Exercise prompt:
With the records in front of you, set every one of them down exactly.

-------- Given data

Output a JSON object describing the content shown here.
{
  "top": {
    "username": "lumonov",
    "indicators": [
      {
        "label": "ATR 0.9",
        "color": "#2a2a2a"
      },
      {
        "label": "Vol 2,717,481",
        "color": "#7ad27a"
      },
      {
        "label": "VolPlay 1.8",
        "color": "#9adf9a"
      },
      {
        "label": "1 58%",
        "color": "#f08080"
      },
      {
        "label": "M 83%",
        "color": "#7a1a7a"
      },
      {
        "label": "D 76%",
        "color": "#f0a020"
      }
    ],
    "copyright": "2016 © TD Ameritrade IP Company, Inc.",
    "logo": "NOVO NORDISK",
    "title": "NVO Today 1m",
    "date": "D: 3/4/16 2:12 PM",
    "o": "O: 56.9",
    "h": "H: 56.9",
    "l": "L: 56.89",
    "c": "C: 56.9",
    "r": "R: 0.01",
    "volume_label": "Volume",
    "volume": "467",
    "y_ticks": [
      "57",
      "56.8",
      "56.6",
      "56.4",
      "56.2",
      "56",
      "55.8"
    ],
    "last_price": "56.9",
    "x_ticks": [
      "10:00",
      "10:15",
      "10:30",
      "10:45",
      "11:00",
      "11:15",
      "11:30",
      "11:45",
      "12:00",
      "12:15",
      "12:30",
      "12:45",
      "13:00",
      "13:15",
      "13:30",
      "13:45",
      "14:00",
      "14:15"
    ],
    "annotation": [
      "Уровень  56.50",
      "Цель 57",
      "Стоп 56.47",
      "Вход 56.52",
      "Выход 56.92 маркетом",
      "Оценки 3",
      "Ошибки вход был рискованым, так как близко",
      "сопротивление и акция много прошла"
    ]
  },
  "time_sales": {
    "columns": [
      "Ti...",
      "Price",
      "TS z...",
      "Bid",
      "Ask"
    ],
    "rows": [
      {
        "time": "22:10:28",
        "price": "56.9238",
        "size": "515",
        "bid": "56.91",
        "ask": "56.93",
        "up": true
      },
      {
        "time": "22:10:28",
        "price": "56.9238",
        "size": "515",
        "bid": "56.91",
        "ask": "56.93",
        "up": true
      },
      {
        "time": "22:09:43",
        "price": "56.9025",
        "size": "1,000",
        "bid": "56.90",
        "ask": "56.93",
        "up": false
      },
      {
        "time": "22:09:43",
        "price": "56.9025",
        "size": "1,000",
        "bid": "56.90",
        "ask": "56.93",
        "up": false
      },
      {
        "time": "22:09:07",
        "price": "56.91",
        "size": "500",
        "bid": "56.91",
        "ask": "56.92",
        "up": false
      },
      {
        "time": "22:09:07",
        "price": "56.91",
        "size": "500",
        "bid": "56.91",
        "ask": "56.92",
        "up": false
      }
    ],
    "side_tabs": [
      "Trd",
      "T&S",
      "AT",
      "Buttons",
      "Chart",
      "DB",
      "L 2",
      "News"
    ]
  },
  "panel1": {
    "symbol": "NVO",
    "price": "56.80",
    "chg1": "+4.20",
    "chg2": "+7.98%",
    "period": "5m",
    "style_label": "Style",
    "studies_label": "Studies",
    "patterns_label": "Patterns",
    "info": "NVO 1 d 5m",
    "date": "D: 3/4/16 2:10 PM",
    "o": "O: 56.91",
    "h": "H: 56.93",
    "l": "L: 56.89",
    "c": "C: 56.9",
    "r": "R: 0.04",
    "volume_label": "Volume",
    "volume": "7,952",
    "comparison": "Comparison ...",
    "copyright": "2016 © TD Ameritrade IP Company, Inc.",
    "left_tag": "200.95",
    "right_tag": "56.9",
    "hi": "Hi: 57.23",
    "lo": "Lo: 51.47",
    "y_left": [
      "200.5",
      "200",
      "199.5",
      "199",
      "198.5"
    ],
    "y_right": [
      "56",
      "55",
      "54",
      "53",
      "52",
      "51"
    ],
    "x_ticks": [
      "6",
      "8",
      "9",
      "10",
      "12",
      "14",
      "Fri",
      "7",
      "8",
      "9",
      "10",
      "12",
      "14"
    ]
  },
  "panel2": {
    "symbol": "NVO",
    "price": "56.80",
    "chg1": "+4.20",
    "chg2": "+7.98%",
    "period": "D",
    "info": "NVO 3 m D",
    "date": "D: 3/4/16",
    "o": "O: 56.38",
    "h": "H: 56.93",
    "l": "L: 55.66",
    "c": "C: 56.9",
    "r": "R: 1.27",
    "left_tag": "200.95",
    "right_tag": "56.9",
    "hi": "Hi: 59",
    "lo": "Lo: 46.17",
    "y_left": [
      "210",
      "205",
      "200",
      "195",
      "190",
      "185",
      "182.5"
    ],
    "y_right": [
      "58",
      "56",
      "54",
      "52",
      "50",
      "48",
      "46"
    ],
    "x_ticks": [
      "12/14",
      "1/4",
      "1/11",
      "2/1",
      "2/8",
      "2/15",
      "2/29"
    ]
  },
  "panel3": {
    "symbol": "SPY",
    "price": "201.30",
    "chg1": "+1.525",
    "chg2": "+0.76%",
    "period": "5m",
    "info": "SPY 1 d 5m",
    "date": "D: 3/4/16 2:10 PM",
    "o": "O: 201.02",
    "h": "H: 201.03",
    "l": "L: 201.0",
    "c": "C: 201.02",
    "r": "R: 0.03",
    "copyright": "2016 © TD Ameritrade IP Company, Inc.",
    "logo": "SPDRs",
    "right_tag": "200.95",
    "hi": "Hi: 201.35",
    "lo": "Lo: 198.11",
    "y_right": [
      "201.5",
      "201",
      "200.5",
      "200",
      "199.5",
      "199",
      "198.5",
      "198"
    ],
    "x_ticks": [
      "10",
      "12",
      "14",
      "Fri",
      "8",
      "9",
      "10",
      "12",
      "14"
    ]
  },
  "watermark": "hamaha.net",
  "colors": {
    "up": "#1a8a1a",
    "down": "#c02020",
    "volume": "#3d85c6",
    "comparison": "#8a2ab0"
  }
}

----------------

Your solution:
Output a JSON object describing the content shown here.
{
  "top": {
    "username": "lumonov",
    "indicators": [
      {
        "label": "ATR 0.9",
        "color": "#2a2a2a"
      },
      {
        "label": "Vol 2,717,481",
        "color": "#7ad27a"
      },
      {
        "label": "VolPlay 1.8",
        "color": "#9adf9a"
      },
      {
        "label": "1 58%",
        "color": "#f08080"
      },
      {
        "label": "M 83%",
        "color": "#7a1a7a"
      },
      {
        "label": "D 76%",
        "color": "#f0a020"
      }
    ],
    "copyright": "2016 © TD Ameritrade IP Company, Inc.",
    "logo": "NOVO NORDISK",
    "title": "NVO Today 1m",
    "date": "D: 3/4/16 2:12 PM",
    "o": "O: 56.9",
    "h": "H: 56.9",
    "l": "L: 56.89",
    "c": "C: 56.9",
    "r": "R: 0.01",
    "volume_label": "Volume",
    "volume": "467",
    "y_ticks": [
      "57",
      "56.8",
      "56.6",
      "56.4",
      "56.2",
      "56",
      "55.8"
    ],
    "last_price": "56.9",
    "x_ticks": [
      "10:00",
      "10:15",
      "10:30",
      "10:45",
      "11:00",
      "11:15",
      "11:30",
      "11:45",
      "12:00",
      "12:15",
      "12:30",
      "12:45",
      "13:00",
      "13:15",
      "13:30",
      "13:45",
      "14:00",
      "14:15"
    ],
    "annotation": [
      "Уровень  56.50",
      "Цель 57",
      "Стоп 56.47",
      "Вход 56.52",
      "Выход 56.92 маркетом",
      "Оценки 3",
      "Ошибки вход был рискованым, так как близко",
      "сопротивление и акция много прошла"
    ]
  },
  "time_sales": {
    "columns": [
      "Ti...",
      "Price",
      "TS z...",
      "Bid",
      "Ask"
    ],
    "rows": [
      {
        "time": "22:10:28",
        "price": "56.9238",
        "size": "515",
        "bid": "56.91",
        "ask": "56.93",
        "up": true
      },
      {
        "time": "22:10:28",
        "price": "56.9238",
        "size": "515",
        "bid": "56.91",
        "ask": "56.93",
        "up": true
      },
      {
        "time": "22:09:43",
        "price": "56.9025",
        "size": "1,000",
        "bid": "56.90",
        "ask": "56.93",
        "up": false
      },
      {
        "time": "22:09:43",
        "price": "56.9025",
        "size": "1,000",
        "bid": "56.90",
        "ask": "56.93",
        "up": false
      },
      {
        "time": "22:09:07",
        "price": "56.91",
        "size": "500",
        "bid": "56.91",
        "ask": "56.92",
        "up": false
      },
      {
        "time": "22:09:07",
        "price": "56.91",
        "size": "500",
        "bid": "56.91",
        "ask": "56.92",
        "up": false
      }
    ],
    "side_tabs": [
      "Trd",
      "T&S",
      "AT",
      "Buttons",
      "Chart",
      "DB",
      "L 2",
      "News"
    ]
  },
  "panel1": {
    "symbol": "NVO",
    "price": "56.80",
    "chg1": "+4.20",
    "chg2": "+7.98%",
    "period": "5m",
    "style_label": "Style",
    "studies_label": "Studies",
    "patterns_label": "Patterns",
    "info": "NVO 1 d 5m",
    "date": "D: 3/4/16 2:10 PM",
    "o": "O: 56.91",
    "h": "H: 56.93",
    "l": "L: 56.89",
    "c": "C: 56.9",
    "r": "R: 0.04",
    "volume_label": "Volume",
    "volume": "7,952",
    "comparison": "Comparison ...",
    "copyright": "2016 © TD Ameritrade IP Company, Inc.",
    "left_tag": "200.95",
    "right_tag": "56.9",
    "hi": "Hi: 57.23",
    "lo": "Lo: 51.47",
    "y_left": [
      "200.5",
      "200",
      "199.5",
      "199",
      "198.5"
    ],
    "y_right": [
      "56",
      "55",
      "54",
      "53",
      "52",
      "51"
    ],
    "x_ticks": [
      "6",
      "8",
      "9",
      "10",
      "12",
      "14",
      "Fri",
      "7",
      "8",
      "9",
      "10",
      "12",
      "14"
    ]
  },
  "panel2": {
    "symbol": "NVO",
    "price": "56.80",
    "chg1": "+4.20",
    "chg2": "+7.98%",
    "period": "D",
    "info": "NVO 3 m D",
    "date": "D: 3/4/16",
    "o": "O: 56.38",
    "h": "H: 56.93",
    "l": "L: 55.66",
    "c": "C: 56.9",
    "r": "R: 1.27",
    "left_tag": "200.95",
    "right_tag": "56.9",
    "hi": "Hi: 59",
    "lo": "Lo: 46.17",
    "y_left": [
      "210",
      "205",
      "200",
      "195",
      "190",
      "185",
      "182.5"
    ],
    "y_right": [
      "58",
      "56",
      "54",
      "52",
      "50",
      "48",
      "46"
    ],
    "x_ticks": [
      "12/14",
      "1/4",
      "1/11",
      "2/1",
      "2/8",
      "2/15",
      "2/29"
    ]
  },
  "panel3": {
    "symbol": "SPY",
    "price": "201.30",
    "chg1": "+1.525",
    "chg2": "+0.76%",
    "period": "5m",
    "info": "SPY 1 d 5m",
    "date": "D: 3/4/16 2:10 PM",
    "o": "O: 201.02",
    "h": "H: 201.03",
    "l": "L: 201.0",
    "c": "C: 201.02",
    "r": "R: 0.03",
    "copyright": "2016 © TD Ameritrade IP Company, Inc.",
    "logo": "SPDRs",
    "right_tag": "200.95",
    "hi": "Hi: 201.35",
    "lo": "Lo: 198.11",
    "y_right": [
      "201.5",
      "201",
      "200.5",
      "200",
      "199.5",
      "199",
      "198.5",
      "198"
    ],
    "x_ticks": [
      "10",
      "12",
      "14",
      "Fri",
      "8",
      "9",
      "10",
      "12",
      "14"
    ]
  },
  "watermark": "hamaha.net",
  "colors": {
    "up": "#1a8a1a",
    "down": "#c02020",
    "volume": "#3d85c6",
    "comparison": "#8a2ab0"
  }
}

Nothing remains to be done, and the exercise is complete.